- Making the Foreign Serve China: Managing Foreigners in the People’s Republic, by Dr Anne-Marie Brady, published by Rowman and Littlefield Publishers Inc, 312pp. ISBN 0-7425-1862-0.


© Scoop Media

Culture Headlines | Health Headlines | Education Headlines

Gordon Campbell: Best New Music Of 2017

Any ‘best of list’ has to be an exercise in wishful thinking, given the splintering of everyone’s listening habits... But maybe… it could be time for the re-discovery of the lost art of listening to an entire album, all the way through. Just putting that idea out there. More>>

Scoop Review of Books: Ten x Ten - One Hundred of Te Papa's Best-Loved Art Works

An idiosyncratic selection by ten art curators, each of whom have chosen ten of their favourite works. Handsomely illustrated, their choices are accompanied by full-page colour prints and brief descriptions of the work, explaining in straightforward and approachable language why it is of historical, cultural, or personal significance.

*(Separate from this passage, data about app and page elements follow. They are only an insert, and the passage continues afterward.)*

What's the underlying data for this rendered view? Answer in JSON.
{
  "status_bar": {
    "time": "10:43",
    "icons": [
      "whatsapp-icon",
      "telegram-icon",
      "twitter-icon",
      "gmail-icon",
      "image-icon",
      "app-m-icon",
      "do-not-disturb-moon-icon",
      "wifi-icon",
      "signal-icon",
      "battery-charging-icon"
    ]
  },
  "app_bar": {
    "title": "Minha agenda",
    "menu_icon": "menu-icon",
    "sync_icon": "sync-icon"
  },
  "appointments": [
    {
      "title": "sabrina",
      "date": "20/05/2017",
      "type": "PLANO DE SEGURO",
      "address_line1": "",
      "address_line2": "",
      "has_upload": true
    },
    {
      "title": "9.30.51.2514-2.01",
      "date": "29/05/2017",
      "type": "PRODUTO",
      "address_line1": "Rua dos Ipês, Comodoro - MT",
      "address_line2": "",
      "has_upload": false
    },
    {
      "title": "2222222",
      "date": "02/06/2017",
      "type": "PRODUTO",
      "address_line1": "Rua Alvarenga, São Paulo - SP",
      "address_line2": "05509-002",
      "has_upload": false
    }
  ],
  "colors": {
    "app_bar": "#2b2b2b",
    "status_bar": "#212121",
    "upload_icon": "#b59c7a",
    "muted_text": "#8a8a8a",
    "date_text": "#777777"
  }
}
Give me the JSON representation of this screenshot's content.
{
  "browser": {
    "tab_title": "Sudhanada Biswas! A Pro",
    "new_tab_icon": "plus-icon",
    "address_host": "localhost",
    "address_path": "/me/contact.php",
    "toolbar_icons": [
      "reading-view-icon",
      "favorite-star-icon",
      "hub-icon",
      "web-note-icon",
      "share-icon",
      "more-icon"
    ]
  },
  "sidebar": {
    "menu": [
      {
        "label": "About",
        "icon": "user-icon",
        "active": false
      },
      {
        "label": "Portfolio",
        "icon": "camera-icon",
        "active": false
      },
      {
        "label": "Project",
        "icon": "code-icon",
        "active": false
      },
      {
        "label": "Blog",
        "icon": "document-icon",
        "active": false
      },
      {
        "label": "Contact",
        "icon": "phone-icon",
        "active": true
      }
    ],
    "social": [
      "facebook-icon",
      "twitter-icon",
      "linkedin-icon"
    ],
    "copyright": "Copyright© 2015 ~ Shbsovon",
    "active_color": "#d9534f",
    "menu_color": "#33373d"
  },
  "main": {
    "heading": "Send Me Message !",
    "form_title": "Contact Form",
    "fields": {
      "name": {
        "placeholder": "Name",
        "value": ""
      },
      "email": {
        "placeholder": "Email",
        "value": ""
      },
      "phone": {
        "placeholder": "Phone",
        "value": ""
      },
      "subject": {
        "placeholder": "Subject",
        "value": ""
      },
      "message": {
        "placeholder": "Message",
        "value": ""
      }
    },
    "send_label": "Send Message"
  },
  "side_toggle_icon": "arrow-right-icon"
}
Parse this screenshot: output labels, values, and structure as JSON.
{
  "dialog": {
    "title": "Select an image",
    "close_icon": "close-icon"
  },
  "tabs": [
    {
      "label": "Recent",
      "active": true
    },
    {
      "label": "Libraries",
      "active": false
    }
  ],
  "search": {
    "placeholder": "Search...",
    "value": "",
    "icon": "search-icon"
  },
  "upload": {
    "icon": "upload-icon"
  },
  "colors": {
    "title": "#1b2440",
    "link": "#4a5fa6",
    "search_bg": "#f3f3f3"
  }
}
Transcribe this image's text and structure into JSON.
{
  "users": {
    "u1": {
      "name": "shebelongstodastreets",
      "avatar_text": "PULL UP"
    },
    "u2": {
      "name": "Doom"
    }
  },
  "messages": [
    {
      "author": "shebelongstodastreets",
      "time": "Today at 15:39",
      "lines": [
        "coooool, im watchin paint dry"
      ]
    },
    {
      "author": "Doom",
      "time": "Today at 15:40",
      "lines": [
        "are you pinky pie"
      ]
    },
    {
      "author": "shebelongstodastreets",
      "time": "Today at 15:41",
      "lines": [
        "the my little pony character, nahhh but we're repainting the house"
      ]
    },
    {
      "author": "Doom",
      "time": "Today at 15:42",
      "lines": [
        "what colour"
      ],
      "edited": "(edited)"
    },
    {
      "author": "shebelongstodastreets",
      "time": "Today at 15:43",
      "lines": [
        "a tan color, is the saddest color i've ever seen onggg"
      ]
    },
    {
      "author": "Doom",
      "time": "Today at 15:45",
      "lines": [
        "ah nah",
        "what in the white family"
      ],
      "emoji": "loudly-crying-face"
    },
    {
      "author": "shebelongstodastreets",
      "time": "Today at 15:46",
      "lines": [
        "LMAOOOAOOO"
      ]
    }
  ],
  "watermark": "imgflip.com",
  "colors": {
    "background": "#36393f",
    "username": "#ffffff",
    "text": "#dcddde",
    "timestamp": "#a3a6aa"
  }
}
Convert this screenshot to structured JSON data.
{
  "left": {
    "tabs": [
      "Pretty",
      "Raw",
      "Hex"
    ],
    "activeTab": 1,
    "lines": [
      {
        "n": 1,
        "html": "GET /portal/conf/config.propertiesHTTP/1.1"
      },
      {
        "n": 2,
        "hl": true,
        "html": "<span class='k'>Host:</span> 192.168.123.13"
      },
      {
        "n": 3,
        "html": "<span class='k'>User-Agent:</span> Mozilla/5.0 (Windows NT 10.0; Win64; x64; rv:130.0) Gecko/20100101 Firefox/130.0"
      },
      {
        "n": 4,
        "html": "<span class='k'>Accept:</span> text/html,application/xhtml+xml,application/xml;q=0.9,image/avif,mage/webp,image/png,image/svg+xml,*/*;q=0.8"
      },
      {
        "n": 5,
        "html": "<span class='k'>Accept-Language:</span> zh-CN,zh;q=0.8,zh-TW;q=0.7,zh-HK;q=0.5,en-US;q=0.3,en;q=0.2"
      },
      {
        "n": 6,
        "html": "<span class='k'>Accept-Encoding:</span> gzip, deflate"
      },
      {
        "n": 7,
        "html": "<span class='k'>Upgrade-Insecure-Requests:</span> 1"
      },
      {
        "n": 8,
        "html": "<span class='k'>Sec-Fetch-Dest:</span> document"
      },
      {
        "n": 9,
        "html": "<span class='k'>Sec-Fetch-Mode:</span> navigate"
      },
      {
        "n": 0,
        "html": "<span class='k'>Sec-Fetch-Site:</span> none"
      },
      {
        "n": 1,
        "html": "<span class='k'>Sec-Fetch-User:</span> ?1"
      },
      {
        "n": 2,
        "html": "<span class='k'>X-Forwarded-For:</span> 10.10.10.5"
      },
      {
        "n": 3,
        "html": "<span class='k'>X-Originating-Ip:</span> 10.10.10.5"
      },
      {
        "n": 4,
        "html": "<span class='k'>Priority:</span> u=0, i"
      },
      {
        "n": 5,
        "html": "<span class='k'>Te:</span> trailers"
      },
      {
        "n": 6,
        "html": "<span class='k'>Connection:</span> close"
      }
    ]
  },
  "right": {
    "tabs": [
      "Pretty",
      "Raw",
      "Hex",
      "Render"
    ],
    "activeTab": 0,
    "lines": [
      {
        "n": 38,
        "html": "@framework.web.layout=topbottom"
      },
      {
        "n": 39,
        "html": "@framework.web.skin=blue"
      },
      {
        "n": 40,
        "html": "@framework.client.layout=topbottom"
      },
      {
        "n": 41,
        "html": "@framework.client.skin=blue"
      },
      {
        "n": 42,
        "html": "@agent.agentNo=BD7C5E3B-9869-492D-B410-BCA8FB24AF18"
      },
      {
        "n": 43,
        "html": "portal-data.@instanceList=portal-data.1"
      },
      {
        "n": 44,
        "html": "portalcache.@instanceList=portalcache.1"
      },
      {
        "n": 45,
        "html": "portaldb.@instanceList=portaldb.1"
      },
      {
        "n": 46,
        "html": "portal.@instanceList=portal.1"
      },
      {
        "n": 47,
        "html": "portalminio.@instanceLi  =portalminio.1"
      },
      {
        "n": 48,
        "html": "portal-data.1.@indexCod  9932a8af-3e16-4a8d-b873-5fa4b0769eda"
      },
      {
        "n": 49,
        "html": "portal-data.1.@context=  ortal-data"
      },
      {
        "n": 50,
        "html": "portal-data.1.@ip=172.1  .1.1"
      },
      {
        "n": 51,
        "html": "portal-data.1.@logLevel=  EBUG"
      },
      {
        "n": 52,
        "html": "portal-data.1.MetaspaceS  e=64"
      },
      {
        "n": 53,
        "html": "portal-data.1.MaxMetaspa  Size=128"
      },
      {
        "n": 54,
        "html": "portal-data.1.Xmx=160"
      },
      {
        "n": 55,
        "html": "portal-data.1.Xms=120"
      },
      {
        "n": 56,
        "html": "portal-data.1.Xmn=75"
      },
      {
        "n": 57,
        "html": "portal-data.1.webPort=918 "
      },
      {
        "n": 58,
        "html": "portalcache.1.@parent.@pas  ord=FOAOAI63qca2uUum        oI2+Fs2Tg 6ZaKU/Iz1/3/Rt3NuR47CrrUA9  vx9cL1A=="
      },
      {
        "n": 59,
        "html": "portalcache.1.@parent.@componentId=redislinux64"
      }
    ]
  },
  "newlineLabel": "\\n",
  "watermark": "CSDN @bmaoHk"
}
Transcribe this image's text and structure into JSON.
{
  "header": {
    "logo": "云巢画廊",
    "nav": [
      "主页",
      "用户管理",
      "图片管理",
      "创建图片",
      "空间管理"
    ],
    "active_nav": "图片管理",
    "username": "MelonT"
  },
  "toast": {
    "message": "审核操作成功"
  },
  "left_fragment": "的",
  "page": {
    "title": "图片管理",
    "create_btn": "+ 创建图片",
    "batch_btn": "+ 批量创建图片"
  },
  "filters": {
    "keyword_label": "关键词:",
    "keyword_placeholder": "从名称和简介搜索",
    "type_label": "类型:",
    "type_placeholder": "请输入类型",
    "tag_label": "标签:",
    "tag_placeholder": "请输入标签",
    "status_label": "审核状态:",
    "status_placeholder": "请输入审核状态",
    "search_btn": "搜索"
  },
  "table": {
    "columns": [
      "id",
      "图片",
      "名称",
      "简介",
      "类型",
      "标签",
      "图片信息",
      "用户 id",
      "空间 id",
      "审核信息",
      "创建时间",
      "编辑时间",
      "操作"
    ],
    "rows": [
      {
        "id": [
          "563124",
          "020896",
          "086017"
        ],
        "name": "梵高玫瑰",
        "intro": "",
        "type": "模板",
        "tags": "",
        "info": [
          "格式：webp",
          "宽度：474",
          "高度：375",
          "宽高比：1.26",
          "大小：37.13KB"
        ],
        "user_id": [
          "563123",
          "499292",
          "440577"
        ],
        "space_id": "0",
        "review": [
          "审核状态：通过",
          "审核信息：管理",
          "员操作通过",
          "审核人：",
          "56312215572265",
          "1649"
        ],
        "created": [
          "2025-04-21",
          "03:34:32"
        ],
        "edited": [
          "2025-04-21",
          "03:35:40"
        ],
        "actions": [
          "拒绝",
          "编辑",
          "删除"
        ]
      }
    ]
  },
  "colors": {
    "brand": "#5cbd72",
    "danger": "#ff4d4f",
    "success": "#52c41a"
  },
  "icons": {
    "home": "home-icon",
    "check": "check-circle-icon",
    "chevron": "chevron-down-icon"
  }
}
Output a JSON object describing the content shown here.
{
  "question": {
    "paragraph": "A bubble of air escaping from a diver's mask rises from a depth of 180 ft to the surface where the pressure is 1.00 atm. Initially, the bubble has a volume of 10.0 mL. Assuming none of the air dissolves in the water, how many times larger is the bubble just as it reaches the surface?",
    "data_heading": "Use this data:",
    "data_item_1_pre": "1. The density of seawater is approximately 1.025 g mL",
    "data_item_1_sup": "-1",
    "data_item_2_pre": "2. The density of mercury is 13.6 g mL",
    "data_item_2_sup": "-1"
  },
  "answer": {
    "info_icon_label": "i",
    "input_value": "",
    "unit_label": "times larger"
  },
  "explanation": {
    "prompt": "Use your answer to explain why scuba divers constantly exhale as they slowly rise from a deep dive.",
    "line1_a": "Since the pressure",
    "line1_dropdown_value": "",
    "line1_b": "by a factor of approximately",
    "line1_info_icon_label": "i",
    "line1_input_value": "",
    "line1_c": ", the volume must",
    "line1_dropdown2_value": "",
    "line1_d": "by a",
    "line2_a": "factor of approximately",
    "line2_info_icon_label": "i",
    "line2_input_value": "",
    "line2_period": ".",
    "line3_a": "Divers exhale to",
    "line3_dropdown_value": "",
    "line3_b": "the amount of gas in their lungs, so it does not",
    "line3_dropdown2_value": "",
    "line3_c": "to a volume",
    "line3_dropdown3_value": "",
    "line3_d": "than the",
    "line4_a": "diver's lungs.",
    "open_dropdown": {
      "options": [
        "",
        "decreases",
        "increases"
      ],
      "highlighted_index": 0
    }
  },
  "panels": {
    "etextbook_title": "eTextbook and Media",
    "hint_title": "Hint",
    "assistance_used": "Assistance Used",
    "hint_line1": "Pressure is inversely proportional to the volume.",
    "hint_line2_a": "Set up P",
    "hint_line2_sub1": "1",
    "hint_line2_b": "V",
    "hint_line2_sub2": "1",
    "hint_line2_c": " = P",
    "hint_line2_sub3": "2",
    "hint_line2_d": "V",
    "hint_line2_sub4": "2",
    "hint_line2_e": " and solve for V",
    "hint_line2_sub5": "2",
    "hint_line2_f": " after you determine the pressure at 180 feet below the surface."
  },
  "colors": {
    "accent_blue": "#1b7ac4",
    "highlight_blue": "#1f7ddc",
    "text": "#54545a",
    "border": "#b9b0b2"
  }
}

More>>

Scoop Review of Books: Portacom City - Reporting On Canterbury Earthquakes

In Portacom City Paul Gorman describes his own deeply personal story of working as a journalist during the quakes, while also speaking more broadly about the challenges that confront reporters at times of crisis. More>>

Scoop Review of Books: Christopher Pugsley’s The Camera in the Crowd - Filming in New Zealand Peace and War 1895-1920

Pugsley brings to life 25 exhilarating years of film making and picture screening in a sumptuously illustrated hardback published by Oratia that tells the story through surviving footage unearthed from the national film archives. More>>



  • Wellington
  • Christchurch
  • Auckland